thomas.pppppp
June 3rd, 2014, 11:15 PM
Dear TheFu,

I feel I owe it to you to respond:

1) Thank you for taking the time to respond.

2) Sorry if it came across as a rant, it wasn't meant to. So, for the record: I actually do love Ubuntu, because
- a) anything from Micros**t is indeed worse in terms of: support (I'm amazed how quickly people responded here), reliability, security.
- b) it allows our family to run a modern OS, largely hassle-free, on old hardware to do basic things like browsing, email, a few light games, word processing, homework.

My "closing"-post was intended as a perspective from an average person, not a Linux specialist. I feel that if Ubuntu wants to be taken seriously, things like this matter: Major browsers should work 100%. Upgrades from one LTS to the next should work 100%. I am not saying it's easy or even achievable, and I'm sure a tremendous amount of unpaid effort has already gone into making it work for 90%+ of cases. I just wanted to point it out as a reason for the reluctance of an "average" user to upgrade (in response to replies like "why are you still on an unsupported OS?!?").

It seems to me that geeks (and I mean that in a very respectful way) tend to focus on the latest and greatest tech-wizzbangs, frameworks, etc., rather than on the boring bits of making computers "just work". There may be a solution for all the problems I've had, but users like me are not going to go to LUGs or browse forums or apply patches or config fixes. I have other hobbies. What I've done here (e.g. that ibus thing) is already way out of my depth and I have no desire to learn it, I just want a computer that keeps working with no hassle (and fwiw, I'd be willing to pay a small amount for it).

By and large, Ubuntu does provide that hassle-free computing, but for me the past few days unfortunately seem to confirm the old saying "never touch a running system". Oh well, with that upgrade done, hopefully I can be another couple of years without "computer maintenance" ;-)

TheFu
June 4th, 2014, 12:02 AM
Appreciate the comments.

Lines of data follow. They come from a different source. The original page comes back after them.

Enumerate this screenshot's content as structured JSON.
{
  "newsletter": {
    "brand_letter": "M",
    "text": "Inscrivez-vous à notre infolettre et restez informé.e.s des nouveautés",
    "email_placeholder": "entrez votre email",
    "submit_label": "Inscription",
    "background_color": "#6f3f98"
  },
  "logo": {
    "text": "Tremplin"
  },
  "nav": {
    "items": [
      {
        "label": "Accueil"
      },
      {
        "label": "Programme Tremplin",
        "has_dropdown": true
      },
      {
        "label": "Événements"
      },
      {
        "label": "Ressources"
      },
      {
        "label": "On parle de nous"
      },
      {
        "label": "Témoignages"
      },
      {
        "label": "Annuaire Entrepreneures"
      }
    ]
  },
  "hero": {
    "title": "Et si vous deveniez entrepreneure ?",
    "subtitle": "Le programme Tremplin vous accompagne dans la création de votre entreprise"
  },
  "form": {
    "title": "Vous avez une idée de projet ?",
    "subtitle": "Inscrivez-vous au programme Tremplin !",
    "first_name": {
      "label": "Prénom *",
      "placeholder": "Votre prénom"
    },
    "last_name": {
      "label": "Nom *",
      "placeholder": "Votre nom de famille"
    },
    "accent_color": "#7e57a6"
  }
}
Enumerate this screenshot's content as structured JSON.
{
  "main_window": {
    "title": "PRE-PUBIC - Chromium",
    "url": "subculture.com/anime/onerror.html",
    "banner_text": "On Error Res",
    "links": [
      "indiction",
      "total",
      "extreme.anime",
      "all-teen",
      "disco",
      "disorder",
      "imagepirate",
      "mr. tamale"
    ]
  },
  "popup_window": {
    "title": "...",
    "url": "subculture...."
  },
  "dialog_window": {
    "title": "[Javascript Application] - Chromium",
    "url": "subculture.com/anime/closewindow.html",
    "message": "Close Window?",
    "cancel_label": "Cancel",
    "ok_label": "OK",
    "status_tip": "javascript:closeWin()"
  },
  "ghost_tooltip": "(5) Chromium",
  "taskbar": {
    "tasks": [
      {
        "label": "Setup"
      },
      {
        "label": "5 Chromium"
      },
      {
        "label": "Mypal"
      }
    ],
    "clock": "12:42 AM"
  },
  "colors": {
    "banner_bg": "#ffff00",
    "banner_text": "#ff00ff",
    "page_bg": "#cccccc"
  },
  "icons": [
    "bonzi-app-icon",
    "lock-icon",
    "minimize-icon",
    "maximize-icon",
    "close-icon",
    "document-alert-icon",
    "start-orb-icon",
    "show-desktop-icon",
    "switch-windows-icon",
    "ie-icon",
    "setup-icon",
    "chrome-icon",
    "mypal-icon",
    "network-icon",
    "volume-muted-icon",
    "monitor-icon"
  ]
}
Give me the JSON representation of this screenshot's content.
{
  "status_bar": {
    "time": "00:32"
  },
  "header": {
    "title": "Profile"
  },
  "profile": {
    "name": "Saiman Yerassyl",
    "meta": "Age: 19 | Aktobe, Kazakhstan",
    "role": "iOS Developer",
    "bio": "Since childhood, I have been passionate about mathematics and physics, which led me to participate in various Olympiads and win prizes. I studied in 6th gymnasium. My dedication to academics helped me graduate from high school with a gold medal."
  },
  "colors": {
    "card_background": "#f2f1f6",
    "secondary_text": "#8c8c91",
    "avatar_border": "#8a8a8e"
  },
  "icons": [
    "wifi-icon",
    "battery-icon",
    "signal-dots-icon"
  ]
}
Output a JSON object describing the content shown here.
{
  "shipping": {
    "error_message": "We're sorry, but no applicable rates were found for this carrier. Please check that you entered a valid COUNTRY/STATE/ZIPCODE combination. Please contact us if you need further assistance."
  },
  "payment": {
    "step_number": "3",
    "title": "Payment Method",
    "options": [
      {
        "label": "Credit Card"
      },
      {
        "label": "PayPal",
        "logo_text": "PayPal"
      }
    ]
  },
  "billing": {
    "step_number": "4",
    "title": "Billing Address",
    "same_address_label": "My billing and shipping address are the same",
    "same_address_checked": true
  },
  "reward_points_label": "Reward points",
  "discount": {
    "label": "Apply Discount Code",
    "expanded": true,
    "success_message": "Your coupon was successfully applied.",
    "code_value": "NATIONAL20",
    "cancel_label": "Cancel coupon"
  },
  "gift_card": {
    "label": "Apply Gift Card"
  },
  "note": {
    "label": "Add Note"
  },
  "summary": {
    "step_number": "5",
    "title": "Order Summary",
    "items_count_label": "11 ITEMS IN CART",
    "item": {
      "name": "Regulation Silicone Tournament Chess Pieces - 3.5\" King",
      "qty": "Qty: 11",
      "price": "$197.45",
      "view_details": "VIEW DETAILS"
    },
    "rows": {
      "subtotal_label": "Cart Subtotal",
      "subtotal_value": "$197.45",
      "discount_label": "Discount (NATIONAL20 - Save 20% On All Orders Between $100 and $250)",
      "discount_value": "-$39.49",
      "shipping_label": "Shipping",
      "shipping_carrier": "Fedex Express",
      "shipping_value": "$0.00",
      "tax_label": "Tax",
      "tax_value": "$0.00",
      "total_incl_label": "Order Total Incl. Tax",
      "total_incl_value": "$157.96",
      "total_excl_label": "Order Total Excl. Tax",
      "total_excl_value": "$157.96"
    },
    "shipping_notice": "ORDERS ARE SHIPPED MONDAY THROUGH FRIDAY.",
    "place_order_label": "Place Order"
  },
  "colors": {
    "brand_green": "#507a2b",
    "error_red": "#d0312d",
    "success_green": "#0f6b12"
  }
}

There is no such thing as "without computer maintenance" any more than there is "without car maintenance" - oil changes, air filter changes and swapping in a new transmission as necessary from time to time.
I've written an article about Debian/Ubuntu System Maintenance that Lifehacker republished a few years ago. It is updated for 2014 here. (http://blog.jdpfu.com/2011/06/24/system-maintenance-for-linux-pcs).

All the "average users" that I know do not install OSes. They buy a new PC to get a new OS. Still, that doesn't mean there isn't more work to be done to make things better.